RECORDS SHOWN ::
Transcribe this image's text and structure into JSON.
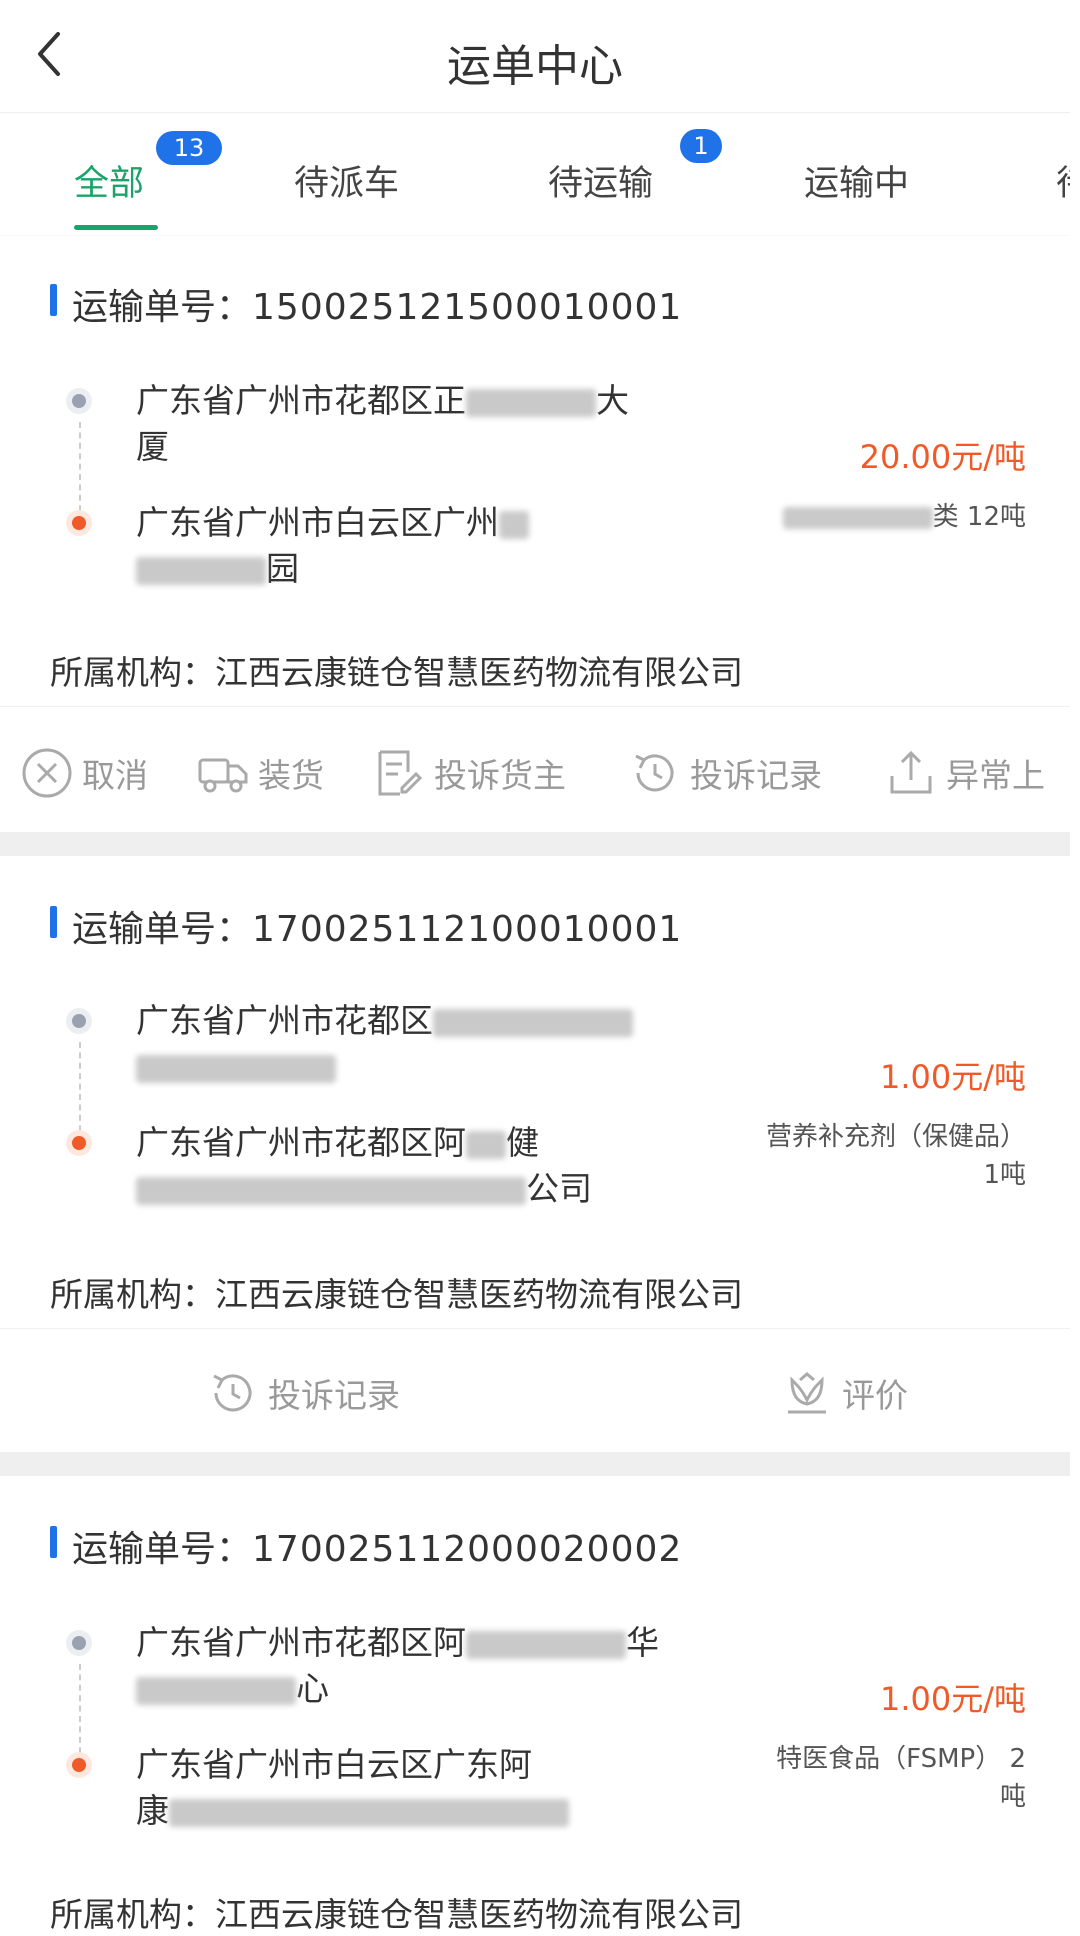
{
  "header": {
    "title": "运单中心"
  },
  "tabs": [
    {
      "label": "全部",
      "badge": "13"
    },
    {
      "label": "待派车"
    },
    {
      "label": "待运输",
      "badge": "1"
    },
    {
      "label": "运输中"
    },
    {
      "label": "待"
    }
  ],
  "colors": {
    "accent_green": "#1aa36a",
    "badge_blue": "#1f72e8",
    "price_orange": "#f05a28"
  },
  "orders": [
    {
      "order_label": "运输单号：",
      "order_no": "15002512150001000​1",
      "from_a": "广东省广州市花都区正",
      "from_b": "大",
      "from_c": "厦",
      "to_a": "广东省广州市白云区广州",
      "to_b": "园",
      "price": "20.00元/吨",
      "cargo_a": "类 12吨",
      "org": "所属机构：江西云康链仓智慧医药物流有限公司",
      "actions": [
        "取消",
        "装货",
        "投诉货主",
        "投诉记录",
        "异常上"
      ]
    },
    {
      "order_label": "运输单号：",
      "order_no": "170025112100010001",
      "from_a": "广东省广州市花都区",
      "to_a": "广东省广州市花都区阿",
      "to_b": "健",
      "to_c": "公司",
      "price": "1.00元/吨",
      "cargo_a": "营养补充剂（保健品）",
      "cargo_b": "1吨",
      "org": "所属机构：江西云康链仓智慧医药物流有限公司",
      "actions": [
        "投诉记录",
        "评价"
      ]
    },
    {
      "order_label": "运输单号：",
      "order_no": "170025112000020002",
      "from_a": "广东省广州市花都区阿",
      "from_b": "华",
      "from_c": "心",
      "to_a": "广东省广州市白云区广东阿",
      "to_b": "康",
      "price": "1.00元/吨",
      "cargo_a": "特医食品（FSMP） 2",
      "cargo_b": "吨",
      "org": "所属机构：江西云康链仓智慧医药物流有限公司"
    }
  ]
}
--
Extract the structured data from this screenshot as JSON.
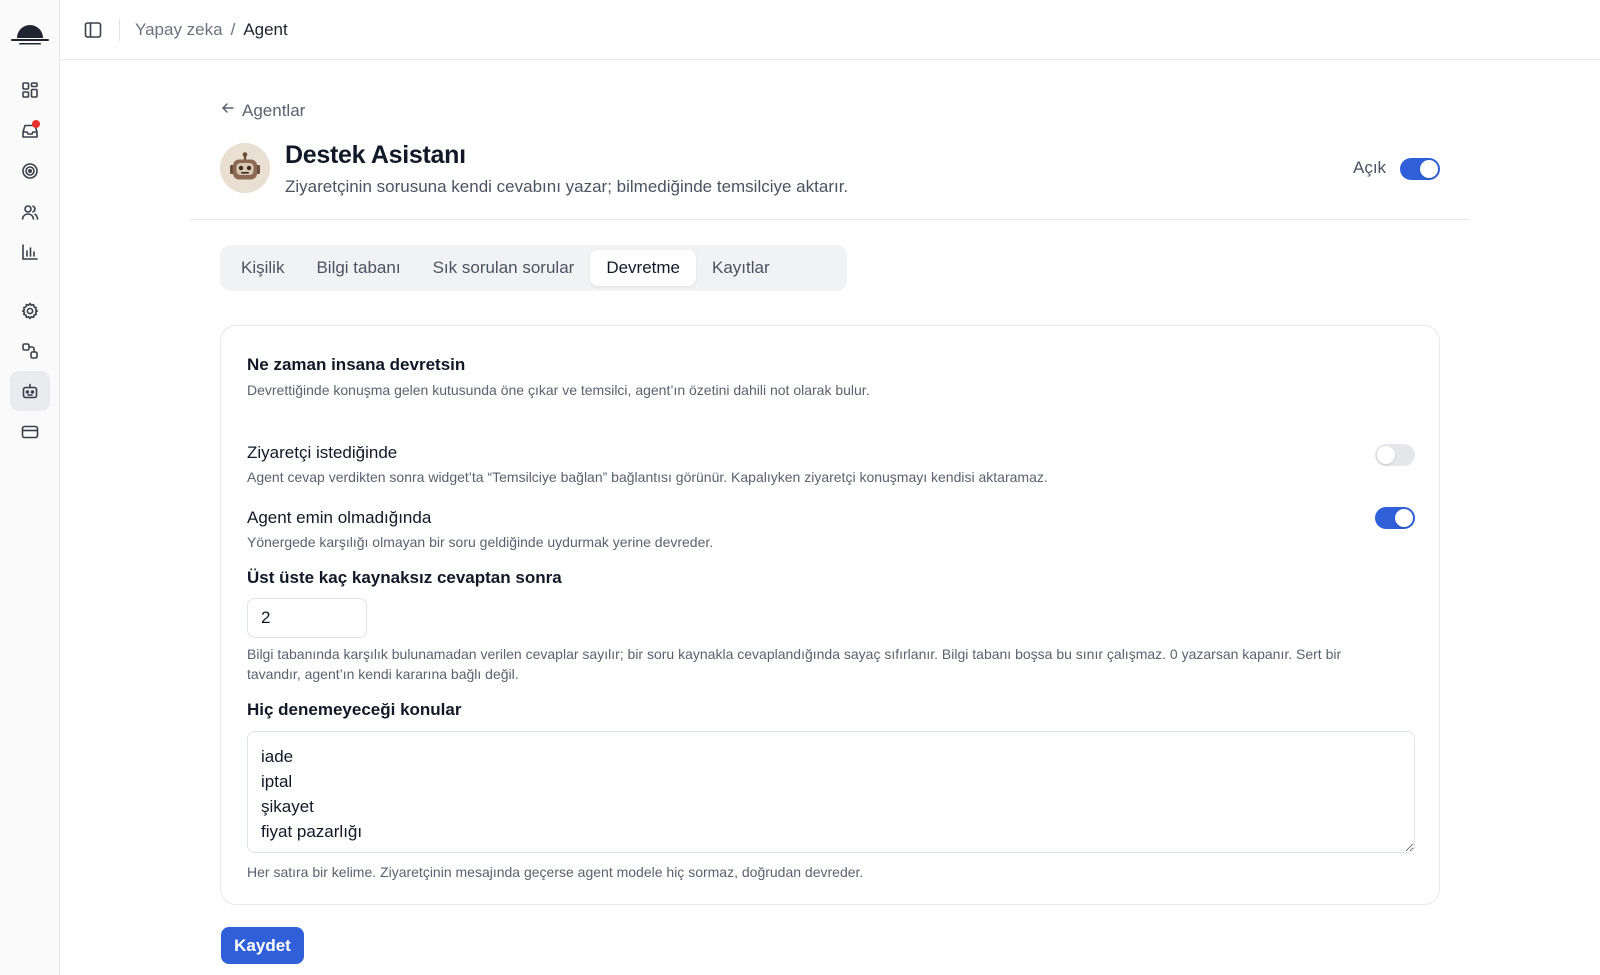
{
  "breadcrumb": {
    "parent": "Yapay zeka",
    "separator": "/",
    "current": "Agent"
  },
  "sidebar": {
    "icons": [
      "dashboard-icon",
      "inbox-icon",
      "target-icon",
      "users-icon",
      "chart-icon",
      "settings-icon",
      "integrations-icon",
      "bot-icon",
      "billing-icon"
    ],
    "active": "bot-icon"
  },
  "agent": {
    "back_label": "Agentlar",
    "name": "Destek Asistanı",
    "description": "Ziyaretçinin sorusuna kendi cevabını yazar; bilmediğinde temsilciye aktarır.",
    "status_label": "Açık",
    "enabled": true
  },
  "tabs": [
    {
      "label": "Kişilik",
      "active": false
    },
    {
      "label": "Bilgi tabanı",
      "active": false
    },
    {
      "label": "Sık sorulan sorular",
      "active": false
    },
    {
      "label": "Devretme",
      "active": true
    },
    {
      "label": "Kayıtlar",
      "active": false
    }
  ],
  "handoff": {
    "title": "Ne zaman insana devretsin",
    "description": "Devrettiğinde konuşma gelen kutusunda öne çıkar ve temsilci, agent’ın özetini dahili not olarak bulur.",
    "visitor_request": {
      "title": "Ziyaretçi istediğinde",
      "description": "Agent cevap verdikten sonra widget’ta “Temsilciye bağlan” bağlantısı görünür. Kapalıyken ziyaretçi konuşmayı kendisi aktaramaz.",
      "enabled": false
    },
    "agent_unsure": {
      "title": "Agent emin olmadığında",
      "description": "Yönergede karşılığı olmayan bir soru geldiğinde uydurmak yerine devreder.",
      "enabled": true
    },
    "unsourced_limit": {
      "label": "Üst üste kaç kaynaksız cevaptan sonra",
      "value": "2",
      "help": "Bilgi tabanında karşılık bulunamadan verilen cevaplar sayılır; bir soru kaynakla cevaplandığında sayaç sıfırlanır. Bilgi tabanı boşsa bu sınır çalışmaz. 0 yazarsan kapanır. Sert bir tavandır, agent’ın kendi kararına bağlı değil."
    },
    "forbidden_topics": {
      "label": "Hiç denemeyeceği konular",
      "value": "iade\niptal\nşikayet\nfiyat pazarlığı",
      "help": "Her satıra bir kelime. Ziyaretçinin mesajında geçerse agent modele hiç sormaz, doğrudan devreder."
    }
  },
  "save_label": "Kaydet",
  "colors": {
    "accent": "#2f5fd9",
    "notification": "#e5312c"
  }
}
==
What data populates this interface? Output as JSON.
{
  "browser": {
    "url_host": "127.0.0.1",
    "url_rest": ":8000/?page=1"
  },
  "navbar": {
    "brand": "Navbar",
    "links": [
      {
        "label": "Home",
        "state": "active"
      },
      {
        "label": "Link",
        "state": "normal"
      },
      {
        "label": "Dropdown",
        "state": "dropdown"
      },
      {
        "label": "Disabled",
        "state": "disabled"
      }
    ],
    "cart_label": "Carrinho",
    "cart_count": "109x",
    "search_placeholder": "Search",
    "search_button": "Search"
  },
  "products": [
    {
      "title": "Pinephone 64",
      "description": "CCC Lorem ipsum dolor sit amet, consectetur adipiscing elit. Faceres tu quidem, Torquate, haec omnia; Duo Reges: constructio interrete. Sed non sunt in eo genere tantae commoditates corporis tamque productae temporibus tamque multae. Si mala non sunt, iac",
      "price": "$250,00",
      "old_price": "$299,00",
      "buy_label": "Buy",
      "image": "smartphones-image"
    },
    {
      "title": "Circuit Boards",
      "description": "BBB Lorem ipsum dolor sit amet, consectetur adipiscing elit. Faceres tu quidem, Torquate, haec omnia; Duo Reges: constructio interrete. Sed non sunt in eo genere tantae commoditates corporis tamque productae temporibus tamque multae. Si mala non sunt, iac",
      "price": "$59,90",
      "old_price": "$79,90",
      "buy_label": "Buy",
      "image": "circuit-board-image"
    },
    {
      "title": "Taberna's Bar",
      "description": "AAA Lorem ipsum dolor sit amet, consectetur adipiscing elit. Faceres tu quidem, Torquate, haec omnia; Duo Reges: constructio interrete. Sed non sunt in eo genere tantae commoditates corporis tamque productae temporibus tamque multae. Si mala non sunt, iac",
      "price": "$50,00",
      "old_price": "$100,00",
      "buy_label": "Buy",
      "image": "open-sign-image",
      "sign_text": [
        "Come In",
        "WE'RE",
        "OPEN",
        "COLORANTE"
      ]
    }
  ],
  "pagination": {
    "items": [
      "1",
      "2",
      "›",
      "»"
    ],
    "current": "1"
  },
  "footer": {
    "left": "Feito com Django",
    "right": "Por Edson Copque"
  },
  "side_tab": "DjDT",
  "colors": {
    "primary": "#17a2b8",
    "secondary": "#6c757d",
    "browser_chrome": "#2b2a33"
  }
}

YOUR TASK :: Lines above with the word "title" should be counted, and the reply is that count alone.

ANSWER SPACE :: 7